▶ Work instruction: Go through the data and copy each line that holds "flag".

▶ Extracted information:
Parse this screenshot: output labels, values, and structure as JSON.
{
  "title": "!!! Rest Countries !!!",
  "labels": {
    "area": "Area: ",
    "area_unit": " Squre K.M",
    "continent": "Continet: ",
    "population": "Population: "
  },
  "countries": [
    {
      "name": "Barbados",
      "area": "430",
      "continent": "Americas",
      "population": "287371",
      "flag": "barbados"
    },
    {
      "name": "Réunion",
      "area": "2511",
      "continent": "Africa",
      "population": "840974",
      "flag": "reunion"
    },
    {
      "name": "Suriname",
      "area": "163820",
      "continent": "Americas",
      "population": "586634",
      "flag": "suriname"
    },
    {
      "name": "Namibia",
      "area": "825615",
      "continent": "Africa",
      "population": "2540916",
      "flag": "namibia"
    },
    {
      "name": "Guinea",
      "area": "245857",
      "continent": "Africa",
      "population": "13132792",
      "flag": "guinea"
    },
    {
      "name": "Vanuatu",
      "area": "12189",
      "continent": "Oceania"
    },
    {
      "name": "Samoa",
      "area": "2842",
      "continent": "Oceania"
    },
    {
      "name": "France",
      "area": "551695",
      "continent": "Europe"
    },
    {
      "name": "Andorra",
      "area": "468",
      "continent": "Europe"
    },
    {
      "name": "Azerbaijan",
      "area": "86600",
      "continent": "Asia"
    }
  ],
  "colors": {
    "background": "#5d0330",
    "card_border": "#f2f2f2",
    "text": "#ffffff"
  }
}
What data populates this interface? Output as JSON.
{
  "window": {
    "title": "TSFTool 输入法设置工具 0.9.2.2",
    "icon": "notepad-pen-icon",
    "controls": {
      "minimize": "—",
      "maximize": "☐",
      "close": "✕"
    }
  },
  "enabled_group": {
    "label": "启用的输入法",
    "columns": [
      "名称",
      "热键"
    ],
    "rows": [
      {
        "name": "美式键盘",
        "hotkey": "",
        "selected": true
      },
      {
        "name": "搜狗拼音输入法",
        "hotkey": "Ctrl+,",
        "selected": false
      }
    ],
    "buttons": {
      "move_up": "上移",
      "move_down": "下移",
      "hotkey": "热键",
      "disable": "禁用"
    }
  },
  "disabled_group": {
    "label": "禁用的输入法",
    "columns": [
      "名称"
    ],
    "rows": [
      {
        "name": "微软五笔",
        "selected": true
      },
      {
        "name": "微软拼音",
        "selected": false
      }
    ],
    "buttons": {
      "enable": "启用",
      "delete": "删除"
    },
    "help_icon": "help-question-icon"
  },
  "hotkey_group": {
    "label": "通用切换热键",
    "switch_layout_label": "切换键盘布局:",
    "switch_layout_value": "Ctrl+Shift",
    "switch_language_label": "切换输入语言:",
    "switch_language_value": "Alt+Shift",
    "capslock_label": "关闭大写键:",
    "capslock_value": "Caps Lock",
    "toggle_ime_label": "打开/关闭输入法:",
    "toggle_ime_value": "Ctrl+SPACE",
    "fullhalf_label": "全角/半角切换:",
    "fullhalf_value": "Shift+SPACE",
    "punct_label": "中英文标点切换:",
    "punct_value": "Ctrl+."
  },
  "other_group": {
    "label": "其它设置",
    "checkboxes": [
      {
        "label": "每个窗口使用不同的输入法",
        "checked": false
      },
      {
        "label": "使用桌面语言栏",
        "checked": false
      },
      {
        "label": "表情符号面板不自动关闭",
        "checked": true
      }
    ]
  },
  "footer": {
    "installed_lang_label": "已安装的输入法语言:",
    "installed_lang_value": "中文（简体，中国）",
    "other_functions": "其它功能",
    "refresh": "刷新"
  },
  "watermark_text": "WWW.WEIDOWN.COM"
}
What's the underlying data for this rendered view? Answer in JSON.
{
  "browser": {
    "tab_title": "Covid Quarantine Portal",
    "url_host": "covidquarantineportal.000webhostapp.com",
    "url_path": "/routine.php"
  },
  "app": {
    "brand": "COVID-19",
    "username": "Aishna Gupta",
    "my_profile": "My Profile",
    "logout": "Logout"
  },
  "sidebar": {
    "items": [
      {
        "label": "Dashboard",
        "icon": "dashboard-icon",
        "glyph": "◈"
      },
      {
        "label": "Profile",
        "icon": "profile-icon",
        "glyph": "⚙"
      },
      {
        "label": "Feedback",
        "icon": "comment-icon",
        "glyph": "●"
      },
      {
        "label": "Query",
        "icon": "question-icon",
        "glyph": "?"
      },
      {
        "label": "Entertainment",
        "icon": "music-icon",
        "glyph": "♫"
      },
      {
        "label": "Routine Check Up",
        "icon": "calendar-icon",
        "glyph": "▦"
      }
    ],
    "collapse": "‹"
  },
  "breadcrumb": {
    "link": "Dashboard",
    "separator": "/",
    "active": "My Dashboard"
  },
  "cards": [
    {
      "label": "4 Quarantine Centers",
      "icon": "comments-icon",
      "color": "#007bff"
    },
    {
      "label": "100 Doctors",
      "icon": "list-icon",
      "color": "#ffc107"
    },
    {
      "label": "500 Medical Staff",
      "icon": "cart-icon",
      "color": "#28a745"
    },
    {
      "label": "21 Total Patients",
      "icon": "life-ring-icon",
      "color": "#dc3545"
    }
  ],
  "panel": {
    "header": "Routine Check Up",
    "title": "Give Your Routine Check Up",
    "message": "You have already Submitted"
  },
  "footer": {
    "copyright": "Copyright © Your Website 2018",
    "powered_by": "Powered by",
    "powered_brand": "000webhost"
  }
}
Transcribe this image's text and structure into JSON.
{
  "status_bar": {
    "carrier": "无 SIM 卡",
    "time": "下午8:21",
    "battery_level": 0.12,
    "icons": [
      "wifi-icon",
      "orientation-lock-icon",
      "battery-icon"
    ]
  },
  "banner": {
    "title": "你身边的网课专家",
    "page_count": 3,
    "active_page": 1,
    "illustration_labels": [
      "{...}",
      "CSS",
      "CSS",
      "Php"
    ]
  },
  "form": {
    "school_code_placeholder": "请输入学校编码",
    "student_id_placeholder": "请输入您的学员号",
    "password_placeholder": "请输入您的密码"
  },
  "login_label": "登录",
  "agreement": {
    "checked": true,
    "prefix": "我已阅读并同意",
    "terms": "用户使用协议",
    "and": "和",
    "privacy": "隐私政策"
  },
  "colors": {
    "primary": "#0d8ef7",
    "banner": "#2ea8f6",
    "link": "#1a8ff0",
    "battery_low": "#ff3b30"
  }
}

▶ Reply:
      "flag": "barbados"
      "flag": "reunion"
      "flag": "suriname"
      "flag": "namibia"
      "flag": "guinea"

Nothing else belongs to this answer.